Given data:
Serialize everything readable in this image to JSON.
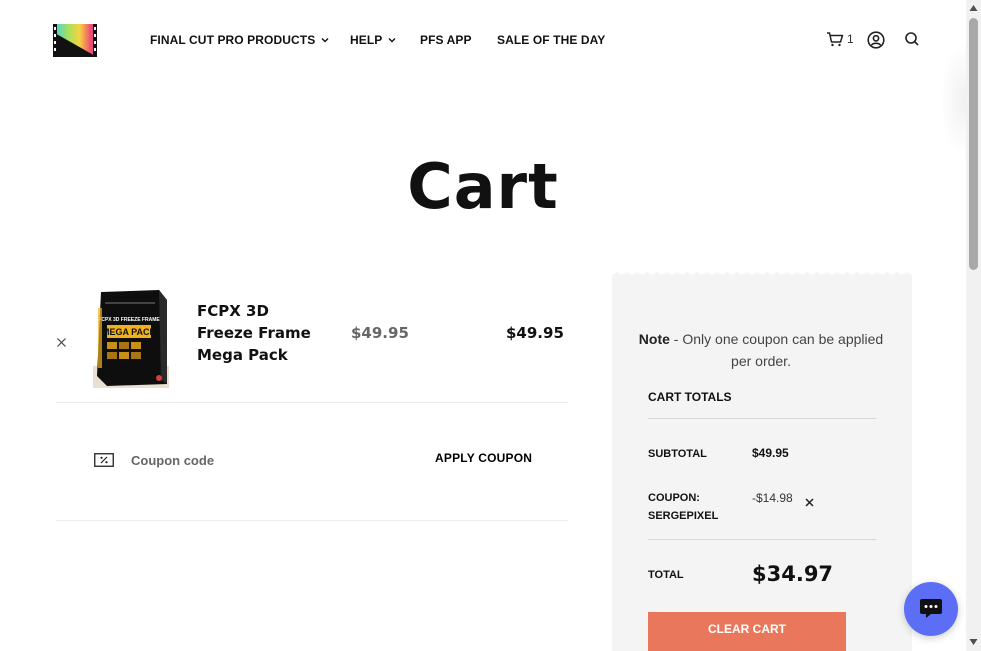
{
  "header": {
    "logo_name": "film-logo",
    "nav": [
      {
        "label": "FINAL CUT PRO PRODUCTS",
        "has_dropdown": true
      },
      {
        "label": "HELP",
        "has_dropdown": true
      },
      {
        "label": "PFS APP",
        "has_dropdown": false
      },
      {
        "label": "SALE OF THE DAY",
        "has_dropdown": false
      }
    ],
    "cart_count": "1",
    "icons": [
      "cart-icon",
      "account-icon",
      "search-icon"
    ]
  },
  "page": {
    "title": "Cart"
  },
  "cart": {
    "items": [
      {
        "name": "FCPX 3D Freeze Frame Mega Pack",
        "price": "$49.95",
        "subtotal": "$49.95",
        "image_text_top": "FCPX 3D FREEZE FRAME",
        "image_text_main": "MEGA PACK"
      }
    ],
    "coupon": {
      "placeholder": "Coupon code",
      "value": "",
      "apply_label": "APPLY COUPON"
    }
  },
  "totals": {
    "note_bold": "Note",
    "note_text": " - Only one coupon can be applied per order.",
    "heading": "CART TOTALS",
    "subtotal_label": "SUBTOTAL",
    "subtotal_value": "$49.95",
    "coupon_label_line1": "COUPON:",
    "coupon_label_line2": "SERGEPIXEL",
    "coupon_value": "-$14.98",
    "total_label": "TOTAL",
    "total_value": "$34.97",
    "clear_cart_label": "CLEAR CART"
  },
  "colors": {
    "accent": "#e8775c",
    "chat": "#5b6ef5",
    "panel_bg": "#f4f4f4"
  }
}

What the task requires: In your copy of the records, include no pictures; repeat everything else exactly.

Your response:
Serialize everything readable in this image to JSON.
{
  "header": {
    "logo_name": "film-logo",
    "nav": [
      {
        "label": "FINAL CUT PRO PRODUCTS",
        "has_dropdown": true
      },
      {
        "label": "HELP",
        "has_dropdown": true
      },
      {
        "label": "PFS APP",
        "has_dropdown": false
      },
      {
        "label": "SALE OF THE DAY",
        "has_dropdown": false
      }
    ],
    "cart_count": "1",
    "icons": [
      "cart-icon",
      "account-icon",
      "search-icon"
    ]
  },
  "page": {
    "title": "Cart"
  },
  "cart": {
    "items": [
      {
        "name": "FCPX 3D Freeze Frame Mega Pack",
        "price": "$49.95",
        "subtotal": "$49.95",
        "image_text_top": "FCPX 3D FREEZE FRAME",
        "image_text_main": "MEGA PACK"
      }
    ],
    "coupon": {
      "placeholder": "Coupon code",
      "value": "",
      "apply_label": "APPLY COUPON"
    }
  },
  "totals": {
    "note_bold": "Note",
    "note_text": " - Only one coupon can be applied per order.",
    "heading": "CART TOTALS",
    "subtotal_label": "SUBTOTAL",
    "subtotal_value": "$49.95",
    "coupon_label_line1": "COUPON:",
    "coupon_label_line2": "SERGEPIXEL",
    "coupon_value": "-$14.98",
    "total_label": "TOTAL",
    "total_value": "$34.97",
    "clear_cart_label": "CLEAR CART"
  },
  "colors": {
    "accent": "#e8775c",
    "chat": "#5b6ef5",
    "panel_bg": "#f4f4f4"
  }
}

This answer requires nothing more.